It is important to note that lower grading records do not equate to grade deflation. Universities have different approaches to grading systems; thus, considering only one angle is impractical.
Choose a university that offers one of the best services for your field of interest. You will likely regret your decision when you look at universities based on their grading system.
Whether or not the university you are applying to has grade deflation, you still need to comply according to your capabilities. Use this as a motivation to earn more outstanding scores so that you will retain your degree program.
Is Grade Deflation Good or Bad?
Is grade deflation good or bad? The short answer for this is yes and no. It depends on which angle you are looking at it.
Grade inflation can be a boon or a bane because it does not purely offer negative or positive results. On a brighter note, grade deflation encourages you to burn all you can to attain a good outcome. You need to work extra hard because everyone in your class does not want to deflate their grades from the top.
Additionally, having an A in a grade-deflated class is much more remarkable, knowing that you deserve it among everyone. Therefore, you constantly strive for better results because you either want to go up ranks or remain in your standing.
On the other side, it is detrimental to some aspects of education. It would be highly challenging for students to achieve the best possible result, given the circumstance of narrowing grades down if everyone earns excellent grades.
Therefore, it will just breed a toxic mentality. Everyone does not want to fail, so some may opt for dishonest means that are unfair to those who genuinely want to earn a positive mark.
It also invalidates your effort because you are vulnerable to low grades despite scoring high enough. You cannot expect a clear sky because you might be included in the category if you do not reach the standards of becoming a part of the elite class percentage.
Lastly, it negates its purpose of encouraging everyone to work all their might. Supposedly, it is the vaccine against a broken education system focused on results. In reality, students even strive to get grades rather than the value of learning and expertise.
Wrapping Things Up: What Exactly is Grade Deflation (and Why Do Colleges Do This)?
Numerical values may not dictate your future, but it is worthwhile to make positive gains. It is a sign of diligence and responsibility. Hence, deflating a grade could be unfair to anyone’s end.

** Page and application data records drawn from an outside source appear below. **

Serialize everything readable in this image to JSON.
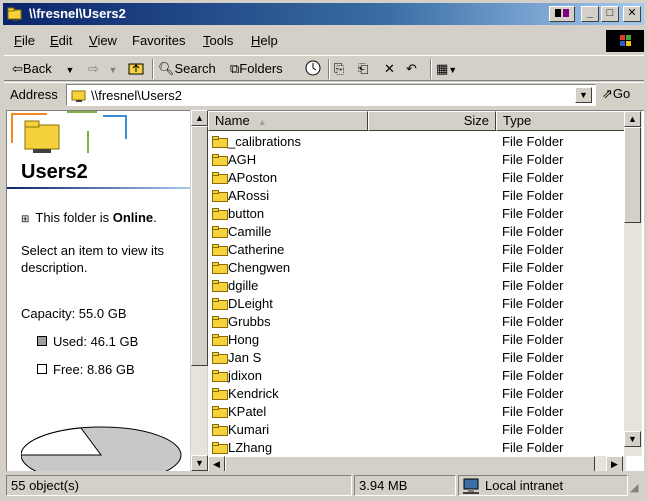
{
  "window": {
    "title": "\\\\fresnel\\Users2"
  },
  "menu": [
    {
      "label": "File",
      "key": "F",
      "rest": "ile"
    },
    {
      "label": "Edit",
      "key": "E",
      "rest": "dit"
    },
    {
      "label": "View",
      "key": "V",
      "rest": "iew"
    },
    {
      "label": "Favorites",
      "key": "",
      "rest": "Favorites"
    },
    {
      "label": "Tools",
      "key": "T",
      "rest": "ools"
    },
    {
      "label": "Help",
      "key": "H",
      "rest": "elp"
    }
  ],
  "toolbar": {
    "back_label": "Back",
    "search_label": "Search",
    "folders_label": "Folders"
  },
  "address": {
    "label": "Address",
    "value": "\\\\fresnel\\Users2",
    "go_label": "Go"
  },
  "left_pane": {
    "title": "Users2",
    "online_prefix": "This folder is ",
    "online_status": "Online",
    "online_suffix": ".",
    "select_hint": "Select an item to view its description.",
    "capacity": "Capacity: 55.0 GB",
    "used": "Used: 46.1 GB",
    "free": "Free: 8.86 GB",
    "used_fraction": 0.838
  },
  "columns": {
    "name": "Name",
    "size": "Size",
    "type": "Type"
  },
  "files": [
    {
      "name": "_calibrations",
      "type": "File Folder"
    },
    {
      "name": "AGH",
      "type": "File Folder"
    },
    {
      "name": "APoston",
      "type": "File Folder"
    },
    {
      "name": "ARossi",
      "type": "File Folder"
    },
    {
      "name": "button",
      "type": "File Folder"
    },
    {
      "name": "Camille",
      "type": "File Folder"
    },
    {
      "name": "Catherine",
      "type": "File Folder"
    },
    {
      "name": "Chengwen",
      "type": "File Folder"
    },
    {
      "name": "dgille",
      "type": "File Folder"
    },
    {
      "name": "DLeight",
      "type": "File Folder"
    },
    {
      "name": "Grubbs",
      "type": "File Folder"
    },
    {
      "name": "Hong",
      "type": "File Folder"
    },
    {
      "name": "Jan S",
      "type": "File Folder"
    },
    {
      "name": "jdixon",
      "type": "File Folder"
    },
    {
      "name": "Kendrick",
      "type": "File Folder"
    },
    {
      "name": "KPatel",
      "type": "File Folder"
    },
    {
      "name": "Kumari",
      "type": "File Folder"
    },
    {
      "name": "LZhang",
      "type": "File Folder"
    }
  ],
  "status": {
    "objects": "55 object(s)",
    "size": "3.94 MB",
    "zone": "Local intranet"
  },
  "colors": {
    "title_active": "#0a246a",
    "window_face": "#d4d0c8",
    "folder_yellow": "#f5d23c"
  }
}
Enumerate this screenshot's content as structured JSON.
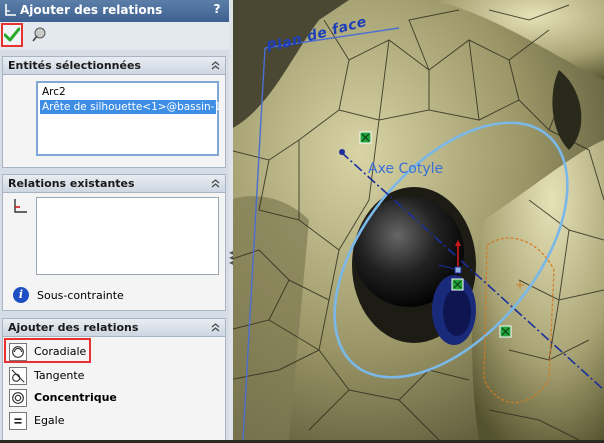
{
  "panel": {
    "title": "Ajouter des relations",
    "help_label": "?",
    "toolbar": {
      "ok_icon": "checkmark-icon",
      "pin_icon": "pushpin-icon"
    },
    "groups": {
      "selected": {
        "title": "Entités sélectionnées",
        "items": [
          "Arc2",
          "Arête de silhouette<1>@bassin-1"
        ]
      },
      "existing": {
        "title": "Relations existantes",
        "status": "Sous-contrainte",
        "items": []
      },
      "add": {
        "title": "Ajouter des relations",
        "relations": [
          {
            "label": "Coradiale",
            "icon": "coradial-icon",
            "highlighted": true
          },
          {
            "label": "Tangente",
            "icon": "tangent-icon"
          },
          {
            "label": "Concentrique",
            "icon": "concentric-icon",
            "bold": true
          },
          {
            "label": "Egale",
            "icon": "equal-icon"
          }
        ]
      }
    }
  },
  "viewport": {
    "plane_label": "Plan de face",
    "axis_label": "Axe Cotyle"
  },
  "colors": {
    "accent": "#3f8ee6",
    "highlight_box": "#e8322f",
    "bone": "#b8b48a",
    "mesh_line": "#2b2a1a",
    "sphere": "#1a1a1a",
    "circle": "#7ab8e8"
  }
}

Again, exactly is grade deflation, and why is it a threat?
In simple words, grade deflation is the counterpart of inflation. It is when grades are reduced according to specific percentages. You can either be a part or not of those who will get an A in a subject.
Imagine working hard, but your grade does not compensate for the effort you exert? It is unrewarding when you get good marks during exams but is faced with a result you do not deserve.
However, you cannot just easily deny the fact that the grading system is always the reason. The grading system should not be the first factor to look at when applying to a university. Always choose the institute that provides competent education.
Now, start listing down the university you aim to spend your tertiary education in. Make learning a positive habit so you stand out in any scenario–-be it grade inflation or deflation.